Another highlight of the trip was meeting Sumita and Andrew, two brilliant people who are part of the team behind the amazing Pablo cartoon series about an autistic boy and his imaginary friends. Pablo is now my favourite cartoon, after the huge let down by Sesame Street’s cosy-ing up with the dreaded Autism $peaks. I am constantly amazed at the talent of some of my fellow Autistics, such an honour and thrill to meet these two! And Sumita even gave me a little present, which I have hung up in my bedroom. It catches the light beautifully too!
On the eve of my last day in the UK, I met up with the fabulous Alex Forshaw! We had a light brunch at the Wellcome Collection cafe, and then we spent time checking out the exhibits. It was lovely to connect in person with Alex. I ‘met’ Alex online around 10 years ago through our blogs, and we’ve communicated regularly since. Such a thrill, and what a peaceful meet up too! Thank you for traveling into London to meet us, Alex! And dinner at the Chinese noodle place was delicious, thanks to dear Mr. Project Leader for chatting up the maitre d’ in fluent Mandarin!
We spent 9 days in the UK. It was a trip to remember. This is what access and support should look like. When the person being supported is able to trust the one supporting, and this trust unpacks itself with a blend of professionalism and genuine kindness and consideration, so that the supported person is able to give full attention to the work at hand. Not all needs are the same, there is no operational manual. Some autistics like taking control over their surroundings and movements, as do I, but I have also learned something else: the rich luxury of optimal access. I’ve wished for this kind of facilitation for a long time – the kind that will free me almost completely from cumbersome tasks that I am terrible at, remove me from activities that trigger a lot of anxiety which drain me of creative energy – so that I may direct my fullest energies into the tasks at hand.
My project leader, who has now become a trusted friend, took care of everything every single day, from 10am onwards, all I needed to do was follow, until the end of the day when it was time to retreat into my room.
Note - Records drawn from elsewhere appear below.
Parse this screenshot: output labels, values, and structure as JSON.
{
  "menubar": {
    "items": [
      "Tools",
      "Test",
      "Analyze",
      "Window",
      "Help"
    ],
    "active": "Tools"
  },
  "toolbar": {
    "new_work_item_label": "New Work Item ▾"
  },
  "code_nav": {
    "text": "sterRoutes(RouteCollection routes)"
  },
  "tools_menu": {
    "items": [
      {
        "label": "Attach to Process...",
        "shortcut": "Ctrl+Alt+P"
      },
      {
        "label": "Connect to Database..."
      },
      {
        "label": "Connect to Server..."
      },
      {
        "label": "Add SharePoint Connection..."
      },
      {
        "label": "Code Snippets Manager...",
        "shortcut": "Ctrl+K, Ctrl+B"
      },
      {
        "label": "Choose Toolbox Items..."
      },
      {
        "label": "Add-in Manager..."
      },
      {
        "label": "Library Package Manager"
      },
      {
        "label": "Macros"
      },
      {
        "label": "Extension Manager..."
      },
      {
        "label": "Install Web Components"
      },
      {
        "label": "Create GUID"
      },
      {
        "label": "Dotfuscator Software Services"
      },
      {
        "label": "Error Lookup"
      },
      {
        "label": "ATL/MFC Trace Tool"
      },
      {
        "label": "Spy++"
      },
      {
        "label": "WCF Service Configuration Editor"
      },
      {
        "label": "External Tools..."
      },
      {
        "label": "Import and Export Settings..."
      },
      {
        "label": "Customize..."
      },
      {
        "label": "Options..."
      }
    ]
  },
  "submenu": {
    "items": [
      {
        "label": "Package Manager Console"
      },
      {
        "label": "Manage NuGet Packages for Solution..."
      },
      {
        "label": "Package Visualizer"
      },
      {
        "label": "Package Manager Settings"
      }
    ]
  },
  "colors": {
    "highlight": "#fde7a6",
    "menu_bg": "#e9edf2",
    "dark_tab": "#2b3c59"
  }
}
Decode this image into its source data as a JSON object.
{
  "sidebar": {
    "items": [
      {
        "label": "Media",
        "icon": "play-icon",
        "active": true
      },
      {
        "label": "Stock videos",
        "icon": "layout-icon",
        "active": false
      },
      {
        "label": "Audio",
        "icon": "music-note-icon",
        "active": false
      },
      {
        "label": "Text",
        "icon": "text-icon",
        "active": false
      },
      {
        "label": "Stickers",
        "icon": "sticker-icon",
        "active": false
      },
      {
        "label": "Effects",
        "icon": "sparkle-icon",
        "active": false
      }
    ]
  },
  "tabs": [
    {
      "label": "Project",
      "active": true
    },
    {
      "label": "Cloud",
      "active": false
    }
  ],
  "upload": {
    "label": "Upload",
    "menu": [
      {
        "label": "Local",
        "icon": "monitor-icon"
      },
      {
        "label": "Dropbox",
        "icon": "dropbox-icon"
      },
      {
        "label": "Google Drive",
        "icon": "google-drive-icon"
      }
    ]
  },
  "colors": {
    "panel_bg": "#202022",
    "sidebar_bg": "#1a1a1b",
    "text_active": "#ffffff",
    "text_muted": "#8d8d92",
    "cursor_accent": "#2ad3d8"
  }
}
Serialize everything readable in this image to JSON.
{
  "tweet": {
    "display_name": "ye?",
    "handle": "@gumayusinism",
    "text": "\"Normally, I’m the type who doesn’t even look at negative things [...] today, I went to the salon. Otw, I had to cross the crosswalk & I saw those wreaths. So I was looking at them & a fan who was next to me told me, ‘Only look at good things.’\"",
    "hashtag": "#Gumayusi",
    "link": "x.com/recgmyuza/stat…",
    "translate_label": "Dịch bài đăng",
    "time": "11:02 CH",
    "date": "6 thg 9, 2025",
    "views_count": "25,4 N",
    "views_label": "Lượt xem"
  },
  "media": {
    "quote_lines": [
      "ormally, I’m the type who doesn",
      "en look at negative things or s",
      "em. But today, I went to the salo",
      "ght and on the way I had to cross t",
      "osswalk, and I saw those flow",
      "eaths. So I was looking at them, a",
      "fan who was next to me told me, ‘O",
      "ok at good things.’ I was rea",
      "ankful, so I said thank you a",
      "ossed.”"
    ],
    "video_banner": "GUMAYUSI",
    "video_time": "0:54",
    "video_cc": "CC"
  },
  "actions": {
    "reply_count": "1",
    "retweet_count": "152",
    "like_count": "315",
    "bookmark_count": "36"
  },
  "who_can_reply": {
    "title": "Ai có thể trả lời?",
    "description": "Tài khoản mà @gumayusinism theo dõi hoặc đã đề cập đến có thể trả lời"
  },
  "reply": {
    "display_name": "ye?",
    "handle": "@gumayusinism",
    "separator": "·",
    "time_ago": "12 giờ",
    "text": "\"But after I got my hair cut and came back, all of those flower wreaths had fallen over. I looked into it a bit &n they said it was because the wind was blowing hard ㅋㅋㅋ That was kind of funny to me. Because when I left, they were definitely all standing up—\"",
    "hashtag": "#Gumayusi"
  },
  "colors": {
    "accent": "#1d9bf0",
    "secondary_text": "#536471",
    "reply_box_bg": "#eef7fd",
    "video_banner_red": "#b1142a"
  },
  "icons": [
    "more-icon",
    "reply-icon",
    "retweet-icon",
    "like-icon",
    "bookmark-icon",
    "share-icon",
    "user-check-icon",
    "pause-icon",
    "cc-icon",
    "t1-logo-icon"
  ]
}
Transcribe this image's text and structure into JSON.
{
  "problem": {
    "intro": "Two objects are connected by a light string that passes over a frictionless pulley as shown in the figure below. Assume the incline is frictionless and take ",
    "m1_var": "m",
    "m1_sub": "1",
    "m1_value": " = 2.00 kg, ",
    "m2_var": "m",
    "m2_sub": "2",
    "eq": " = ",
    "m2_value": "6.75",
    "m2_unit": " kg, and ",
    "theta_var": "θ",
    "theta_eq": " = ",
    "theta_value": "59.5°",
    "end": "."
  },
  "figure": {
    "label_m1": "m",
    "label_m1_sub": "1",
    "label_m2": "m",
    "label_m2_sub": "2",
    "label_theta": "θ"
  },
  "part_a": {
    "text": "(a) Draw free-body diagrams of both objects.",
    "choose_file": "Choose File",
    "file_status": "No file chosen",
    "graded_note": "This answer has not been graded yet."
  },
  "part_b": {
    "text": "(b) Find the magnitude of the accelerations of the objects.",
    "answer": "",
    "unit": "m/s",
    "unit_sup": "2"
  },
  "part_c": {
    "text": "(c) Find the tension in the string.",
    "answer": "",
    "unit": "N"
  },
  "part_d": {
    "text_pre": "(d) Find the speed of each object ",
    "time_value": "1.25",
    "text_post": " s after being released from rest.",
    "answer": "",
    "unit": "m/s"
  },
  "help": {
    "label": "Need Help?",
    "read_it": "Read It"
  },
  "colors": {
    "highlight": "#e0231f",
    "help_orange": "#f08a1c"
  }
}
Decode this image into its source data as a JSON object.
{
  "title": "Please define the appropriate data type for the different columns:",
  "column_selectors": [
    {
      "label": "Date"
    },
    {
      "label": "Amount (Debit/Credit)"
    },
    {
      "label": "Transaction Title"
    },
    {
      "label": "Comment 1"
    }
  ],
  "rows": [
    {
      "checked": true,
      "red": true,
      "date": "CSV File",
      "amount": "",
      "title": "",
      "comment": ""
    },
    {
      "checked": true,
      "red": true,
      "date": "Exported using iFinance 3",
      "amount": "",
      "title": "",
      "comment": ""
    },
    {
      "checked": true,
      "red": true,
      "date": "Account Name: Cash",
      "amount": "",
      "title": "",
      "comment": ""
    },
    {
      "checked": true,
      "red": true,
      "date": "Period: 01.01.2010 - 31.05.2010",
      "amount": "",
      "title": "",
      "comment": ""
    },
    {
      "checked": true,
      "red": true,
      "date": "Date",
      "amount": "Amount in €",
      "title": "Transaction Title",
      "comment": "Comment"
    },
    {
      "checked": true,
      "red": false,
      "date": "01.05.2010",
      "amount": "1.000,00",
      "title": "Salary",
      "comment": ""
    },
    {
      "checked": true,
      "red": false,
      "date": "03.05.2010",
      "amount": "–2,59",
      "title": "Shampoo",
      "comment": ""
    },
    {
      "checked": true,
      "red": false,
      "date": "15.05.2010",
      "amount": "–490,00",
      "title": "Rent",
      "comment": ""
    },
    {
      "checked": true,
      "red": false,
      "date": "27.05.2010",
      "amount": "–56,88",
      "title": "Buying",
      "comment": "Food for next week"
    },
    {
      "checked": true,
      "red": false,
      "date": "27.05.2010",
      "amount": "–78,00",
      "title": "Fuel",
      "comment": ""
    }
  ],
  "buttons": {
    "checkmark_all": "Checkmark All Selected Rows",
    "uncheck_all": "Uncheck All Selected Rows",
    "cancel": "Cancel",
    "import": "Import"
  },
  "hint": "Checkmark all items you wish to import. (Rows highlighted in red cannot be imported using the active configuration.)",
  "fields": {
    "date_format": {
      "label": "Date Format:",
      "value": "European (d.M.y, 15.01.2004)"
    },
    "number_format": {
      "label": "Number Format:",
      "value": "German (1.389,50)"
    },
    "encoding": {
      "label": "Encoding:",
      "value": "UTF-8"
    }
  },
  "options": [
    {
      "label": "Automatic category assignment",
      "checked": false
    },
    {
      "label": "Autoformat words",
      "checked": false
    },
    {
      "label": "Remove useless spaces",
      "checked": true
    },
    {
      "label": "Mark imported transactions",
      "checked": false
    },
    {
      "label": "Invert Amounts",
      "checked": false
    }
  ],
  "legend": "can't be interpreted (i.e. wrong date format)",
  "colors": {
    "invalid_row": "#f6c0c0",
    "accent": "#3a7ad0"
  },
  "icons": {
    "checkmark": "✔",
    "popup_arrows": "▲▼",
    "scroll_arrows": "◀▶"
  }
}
He even decided (at my request) where we would go for lunch and what to eat. I gladly left all the nitty gritty to him. My mind is very singular in focus, and my body is so hyper sensitive that my autoimmune condition is relentlessly triggered and I have to manage that too. Hence, I am relieved not to have to multi-task more than I absolutely must..
Each person presents with their own lived-experience of their unique set of circumstances and functioning needs. I was trepidatious about embarking on this trip at first, I wasn’t sure about traveling with someone else. My fears were put to rest, and the trip was fruitful and pleasant above and beyond my expectations. Access and inclusion is not a one-size-fits-all formula, it is a larger comprehension of what it means to embrace difference and it is also about approaching each disabled person as an individual with a unique set of needs. Some disabled people would not want or like the kind of care shown to me by my project leader, they may want much more authority over the goings on and other administrative tasks. For me, though, it was not a loss of control, but rather a liberation of creativity, and a cogent empowerment.